In the present case, Cyfred did not move for joinder of the additional lot owners or seek to have the action dismissed for failure to join these additional landowners as indispensable parties. While Cyfred is correct in asserting that it may raise the issue of joinder of necessary parties on appeal, its failure to previously ask this court for joinder or a dismissal during its many appeals over the years raises serious concerns about timeliness. The untimely nature of Cyfred's request makes dismissal of the case for failure to join additional indispensable parties improper. Geisser, 513 F.2d at 872; Patterson, 390 U.S. at 110.
Moreover, neither party has indicated who the allegedly indispensable parties might be. Cyfred claims that there are fifty-one lots whose owners are not parties to the lawsuit, but it is unclear who those owners are or if they even exist. It may be that many of the remaining fifty-one lots were never sold, were abandoned, or were eventually occupied by squatters with no legal title. A bare allegation that there are fifty-one additional lots in the subdivision does not necessarily identify fifty-one additional plaintiffs who are indispensable. See Sac & Fox Nation of Mo. v. Norton, 240 F.3d 1250, 1259 (10th Cir. 2001) ("The key is whether the possibility of being subject to multiple obligations is real; an unsubstantiated or speculative risk will not satisfy the Rule 19(a) criteria."). Because Cyfred's motion to dismiss for failure to join additional indispensable parties is unreasonably dilatory, it is foreclosed.
In its Appellant's Brief, Cyfred lists seventy-eight (78) names, claiming that each person has an interest in the outcome of the case.

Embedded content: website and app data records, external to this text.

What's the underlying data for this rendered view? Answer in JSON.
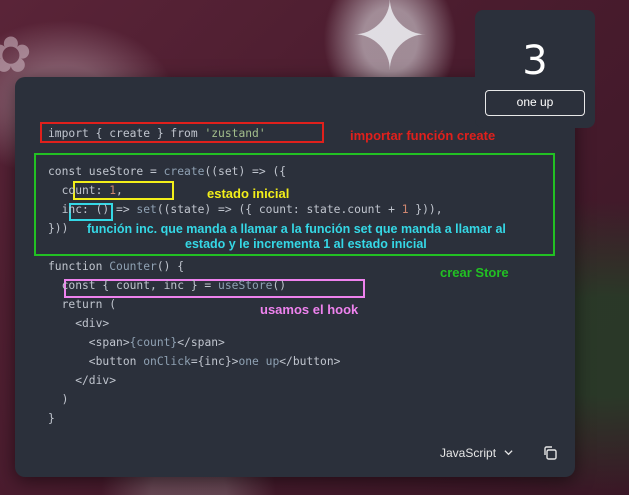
{
  "counter": {
    "count": "3",
    "button_label": "one up"
  },
  "code": {
    "l1": "import { create } from 'zustand'",
    "l2": "const useStore = create((set) => ({",
    "l3": "  count: 1,",
    "l4": "  inc: () => set((state) => ({ count: state.count + 1 })),",
    "l5": "}))",
    "l6": "function Counter() {",
    "l7": "  const { count, inc } = useStore()",
    "l8": "  return (",
    "l9": "    <div>",
    "l10": "      <span>{count}</span>",
    "l11": "      <button onClick={inc}>one up</button>",
    "l12": "    </div>",
    "l13": "  )",
    "l14": "}"
  },
  "annotations": {
    "import": "importar función create",
    "initial_state": "estado inicial",
    "inc_line1": "función inc. que manda a llamar a la función set que manda a llamar al",
    "inc_line2": "estado y le incrementa 1 al estado inicial",
    "create_store": "crear Store",
    "hook": "usamos el hook"
  },
  "toolbar": {
    "language": "JavaScript",
    "copy_icon": "copy-icon",
    "chevron_icon": "chevron-down-icon"
  },
  "colors": {
    "red": "#e0201c",
    "green": "#22c023",
    "yellow": "#f2ee1a",
    "cyan": "#35d8e6",
    "pink": "#ee82ee",
    "card": "#2b303b"
  }
}
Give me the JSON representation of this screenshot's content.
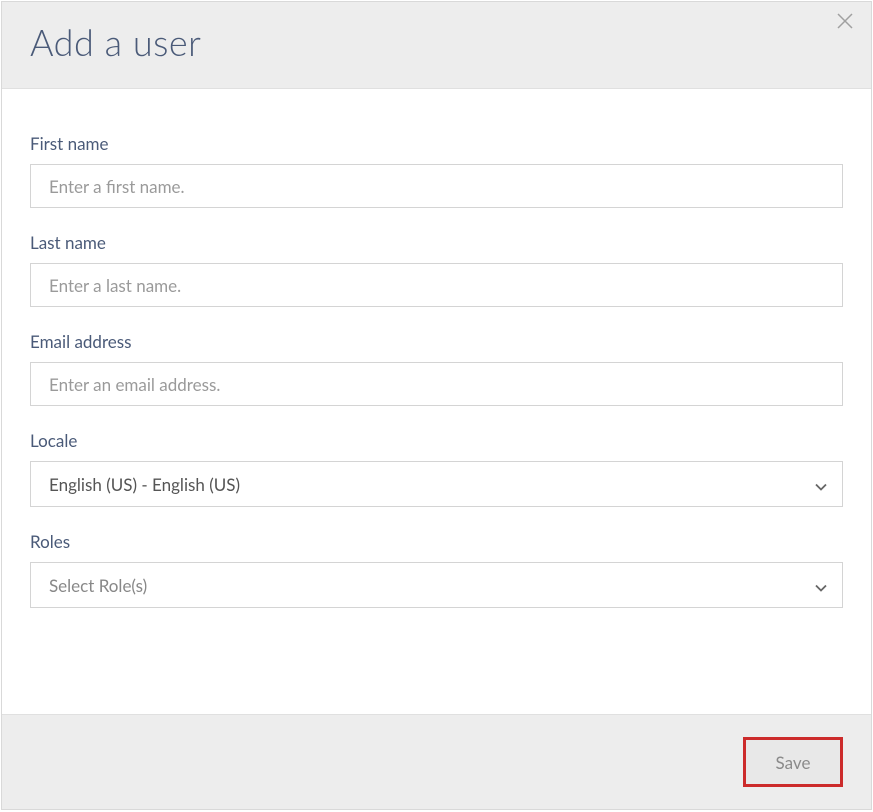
{
  "header": {
    "title": "Add a user"
  },
  "form": {
    "first_name": {
      "label": "First name",
      "placeholder": "Enter a first name.",
      "value": ""
    },
    "last_name": {
      "label": "Last name",
      "placeholder": "Enter a last name.",
      "value": ""
    },
    "email": {
      "label": "Email address",
      "placeholder": "Enter an email address.",
      "value": ""
    },
    "locale": {
      "label": "Locale",
      "selected": "English (US) - English (US)"
    },
    "roles": {
      "label": "Roles",
      "placeholder": "Select Role(s)"
    }
  },
  "footer": {
    "save_label": "Save"
  }
}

Appellant's Br. at 1-2. Thirty-eight of these named persons are plaintiffs in this case, and two were named twice. It is unclear what interests the remaining named persons have in this suit.
We hold that the May 29, 2009 Decision and Order to issue a writ of execution is an appealable order. Accordingly, the court has jurisdiction to hear this case. We AFFIRM the May 29, 2009 Decision and Order allowing the trial court to issue the writ of execution, finding that the trial court properly considered offsets due to Cyfred for the six judgment creditors even though the thirty-six other plaintiffs were not included in the Sewer Judgment. Furthermore, Cyfred's requests on appeal to add additional plaintiffs or to dismiss for failure to join indispensable parties are untimely and improper and therefore, DENIED.